And finally, the other symptoms of pelvic organ prolapse are a pressure felt in the pelvis and/or vaginal canal, sharp sensations in your lower back, hips and cervix, weakened feeling in your pelvis and groin that may radiate down your thighs, and pain during sex – which can occur during any of the organ prolapses. These symptoms are a result of a uterine prolapse. This is when the uterus and cervix begin to drop from where they are suposed to be held within your pelvis. And yes, it can sound and feel quite freeky.
Fortunately none of these conditions are life threatening. However they are very uncomfortable and need to be treated either by surgery, pessary, or with assistance from a pelvic health physiotherapist.
This is my warning to first-time moms.
Literally nobody talks about this. In fact I even posted in about five mom/women groups about this and not one single person had the nerve to talk about it with me.
Embarrassing to share it with everyone? Maybe so.
So quietly take my advice. Doesn’t happen to everyone – only 50% of people. So, I’d try to prevent it if I were you. It’s not life-threatening, just incredibly uncomfortable and life-limiting in certain ways.
There are two types of guilt. Functional guilt and dysfunctional guilt
Functional guilt serve the purpose, it makes you feel bad – guilty – when you have done something wrong. It urges you to do the right thing. For example if you lashed out at your coworker or spouse because you were in a bad mood; Or say as a child, you stole something from someone. In this case, guilt is functional and helps you think about what you did wrong and how to make it right and what to try not to do in the future.
Dysfunctional guilt does not serve a purpose. Like when you feel guilty for something happening that was out of your control or beyond your circumstance. This type of guilt just makes you feel bad without a solution. People dwell on the feeling and allow it to bring them down despite the situation not being a result of the “guilty person’s” direct intent or action. For example, kids often feel bad or guilty when something happens to their parents – like if they lose their job or have no money to pay the bills. As adults we sometimes feel guilty when we have friends or family in bad situations and cannot help them. We feel guilty because we think we SHOULD be helping them, or fixing their situation. The reality of it though, is that you are not the cause of their situation, you don’t have intentions to make them endure a hard time, and this type of guilt does not serve a helping purpose.

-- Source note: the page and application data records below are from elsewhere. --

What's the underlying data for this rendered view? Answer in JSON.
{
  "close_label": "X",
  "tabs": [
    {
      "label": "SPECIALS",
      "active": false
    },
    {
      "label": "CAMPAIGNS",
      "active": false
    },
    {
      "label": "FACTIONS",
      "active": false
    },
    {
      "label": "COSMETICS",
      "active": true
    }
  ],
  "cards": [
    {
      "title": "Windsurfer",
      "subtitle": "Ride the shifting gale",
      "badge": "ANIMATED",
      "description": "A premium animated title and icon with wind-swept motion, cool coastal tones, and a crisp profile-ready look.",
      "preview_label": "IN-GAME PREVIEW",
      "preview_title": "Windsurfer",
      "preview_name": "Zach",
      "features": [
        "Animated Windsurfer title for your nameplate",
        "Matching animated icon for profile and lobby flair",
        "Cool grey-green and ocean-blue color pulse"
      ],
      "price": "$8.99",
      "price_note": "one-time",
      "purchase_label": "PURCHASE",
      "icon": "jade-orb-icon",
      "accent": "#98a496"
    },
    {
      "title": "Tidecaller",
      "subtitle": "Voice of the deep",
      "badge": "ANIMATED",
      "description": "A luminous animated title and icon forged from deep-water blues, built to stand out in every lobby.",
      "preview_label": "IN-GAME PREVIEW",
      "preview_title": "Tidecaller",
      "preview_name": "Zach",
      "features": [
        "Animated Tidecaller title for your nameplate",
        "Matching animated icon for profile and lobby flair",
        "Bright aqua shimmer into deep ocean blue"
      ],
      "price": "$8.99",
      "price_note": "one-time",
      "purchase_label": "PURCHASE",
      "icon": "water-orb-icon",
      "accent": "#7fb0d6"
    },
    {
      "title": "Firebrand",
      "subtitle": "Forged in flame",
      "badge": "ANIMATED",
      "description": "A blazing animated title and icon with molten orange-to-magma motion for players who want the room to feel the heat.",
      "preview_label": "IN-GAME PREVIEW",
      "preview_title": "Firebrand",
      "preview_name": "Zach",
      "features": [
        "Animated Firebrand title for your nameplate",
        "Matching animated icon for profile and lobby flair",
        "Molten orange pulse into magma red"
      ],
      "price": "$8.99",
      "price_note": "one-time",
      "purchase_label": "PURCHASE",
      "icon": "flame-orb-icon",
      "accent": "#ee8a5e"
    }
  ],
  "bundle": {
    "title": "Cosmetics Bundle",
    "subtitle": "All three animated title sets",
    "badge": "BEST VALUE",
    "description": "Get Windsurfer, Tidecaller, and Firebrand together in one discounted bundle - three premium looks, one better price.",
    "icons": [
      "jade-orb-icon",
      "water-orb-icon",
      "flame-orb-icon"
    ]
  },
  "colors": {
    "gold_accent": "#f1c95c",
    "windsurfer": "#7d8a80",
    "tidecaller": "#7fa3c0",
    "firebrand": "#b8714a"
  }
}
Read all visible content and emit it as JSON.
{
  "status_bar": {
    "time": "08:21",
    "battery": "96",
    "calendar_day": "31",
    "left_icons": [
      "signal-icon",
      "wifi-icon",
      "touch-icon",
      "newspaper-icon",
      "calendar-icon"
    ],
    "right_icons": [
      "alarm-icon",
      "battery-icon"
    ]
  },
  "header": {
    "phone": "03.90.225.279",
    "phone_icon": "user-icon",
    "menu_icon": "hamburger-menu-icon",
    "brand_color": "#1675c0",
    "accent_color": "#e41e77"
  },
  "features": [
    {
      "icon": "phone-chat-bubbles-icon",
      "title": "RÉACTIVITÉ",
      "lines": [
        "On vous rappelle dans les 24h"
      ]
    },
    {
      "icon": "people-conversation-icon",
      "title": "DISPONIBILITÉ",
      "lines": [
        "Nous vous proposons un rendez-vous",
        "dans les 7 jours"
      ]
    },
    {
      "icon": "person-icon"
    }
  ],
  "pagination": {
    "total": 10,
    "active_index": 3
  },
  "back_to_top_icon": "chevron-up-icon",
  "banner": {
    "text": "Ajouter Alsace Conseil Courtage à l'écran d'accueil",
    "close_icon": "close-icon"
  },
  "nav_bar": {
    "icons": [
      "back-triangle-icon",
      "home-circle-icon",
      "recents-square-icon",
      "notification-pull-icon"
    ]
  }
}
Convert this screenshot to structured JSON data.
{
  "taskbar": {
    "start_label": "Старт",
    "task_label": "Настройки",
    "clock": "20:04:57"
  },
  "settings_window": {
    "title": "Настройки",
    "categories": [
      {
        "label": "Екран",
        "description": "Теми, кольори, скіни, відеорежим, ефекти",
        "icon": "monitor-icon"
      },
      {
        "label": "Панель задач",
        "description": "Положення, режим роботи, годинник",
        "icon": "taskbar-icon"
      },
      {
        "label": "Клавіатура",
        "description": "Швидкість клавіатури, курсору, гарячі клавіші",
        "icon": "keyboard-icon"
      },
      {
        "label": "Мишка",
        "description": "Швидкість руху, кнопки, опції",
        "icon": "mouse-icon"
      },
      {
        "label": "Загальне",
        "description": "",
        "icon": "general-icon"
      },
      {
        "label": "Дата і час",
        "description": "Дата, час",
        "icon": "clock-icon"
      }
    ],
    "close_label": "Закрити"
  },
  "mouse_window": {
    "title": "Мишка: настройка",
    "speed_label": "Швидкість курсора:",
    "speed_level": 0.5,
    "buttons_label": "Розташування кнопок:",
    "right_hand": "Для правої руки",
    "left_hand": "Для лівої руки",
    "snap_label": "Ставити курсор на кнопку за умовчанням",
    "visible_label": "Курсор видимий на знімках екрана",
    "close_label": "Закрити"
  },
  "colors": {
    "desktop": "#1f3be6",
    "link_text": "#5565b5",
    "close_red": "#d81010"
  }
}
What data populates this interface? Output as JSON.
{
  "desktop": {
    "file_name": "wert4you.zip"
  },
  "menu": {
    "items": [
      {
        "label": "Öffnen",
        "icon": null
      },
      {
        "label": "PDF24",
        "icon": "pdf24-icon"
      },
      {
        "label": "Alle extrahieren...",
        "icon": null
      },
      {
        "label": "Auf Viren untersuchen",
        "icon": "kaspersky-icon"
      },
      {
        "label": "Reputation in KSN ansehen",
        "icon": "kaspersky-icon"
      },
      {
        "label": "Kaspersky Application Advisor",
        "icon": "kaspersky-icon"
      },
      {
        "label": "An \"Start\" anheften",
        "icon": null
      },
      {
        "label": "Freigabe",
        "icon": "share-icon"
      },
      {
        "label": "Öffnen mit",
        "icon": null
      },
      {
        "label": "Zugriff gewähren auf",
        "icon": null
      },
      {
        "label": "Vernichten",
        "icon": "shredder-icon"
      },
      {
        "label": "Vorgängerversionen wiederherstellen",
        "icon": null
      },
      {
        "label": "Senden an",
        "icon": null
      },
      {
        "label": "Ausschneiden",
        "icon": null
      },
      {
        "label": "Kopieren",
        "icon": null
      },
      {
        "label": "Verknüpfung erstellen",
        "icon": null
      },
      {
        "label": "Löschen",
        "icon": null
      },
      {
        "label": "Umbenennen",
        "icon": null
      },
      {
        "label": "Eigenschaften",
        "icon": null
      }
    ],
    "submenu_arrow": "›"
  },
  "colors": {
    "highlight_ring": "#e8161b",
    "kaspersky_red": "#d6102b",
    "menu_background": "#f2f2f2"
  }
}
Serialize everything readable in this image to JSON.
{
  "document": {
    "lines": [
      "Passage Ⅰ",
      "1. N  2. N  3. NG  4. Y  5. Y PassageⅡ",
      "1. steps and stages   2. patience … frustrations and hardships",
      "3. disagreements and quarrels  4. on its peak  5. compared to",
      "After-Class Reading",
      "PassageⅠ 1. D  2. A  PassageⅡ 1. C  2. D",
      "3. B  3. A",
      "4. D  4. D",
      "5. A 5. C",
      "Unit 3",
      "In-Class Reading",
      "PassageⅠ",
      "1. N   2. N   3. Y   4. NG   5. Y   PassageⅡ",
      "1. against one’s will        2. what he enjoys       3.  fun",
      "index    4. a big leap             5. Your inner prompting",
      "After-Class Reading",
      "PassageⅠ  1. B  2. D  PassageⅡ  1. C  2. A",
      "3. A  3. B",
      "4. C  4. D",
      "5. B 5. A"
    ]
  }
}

You can let go of dysfunctional guilt and accept the situation as is while still showing empathy and compassion.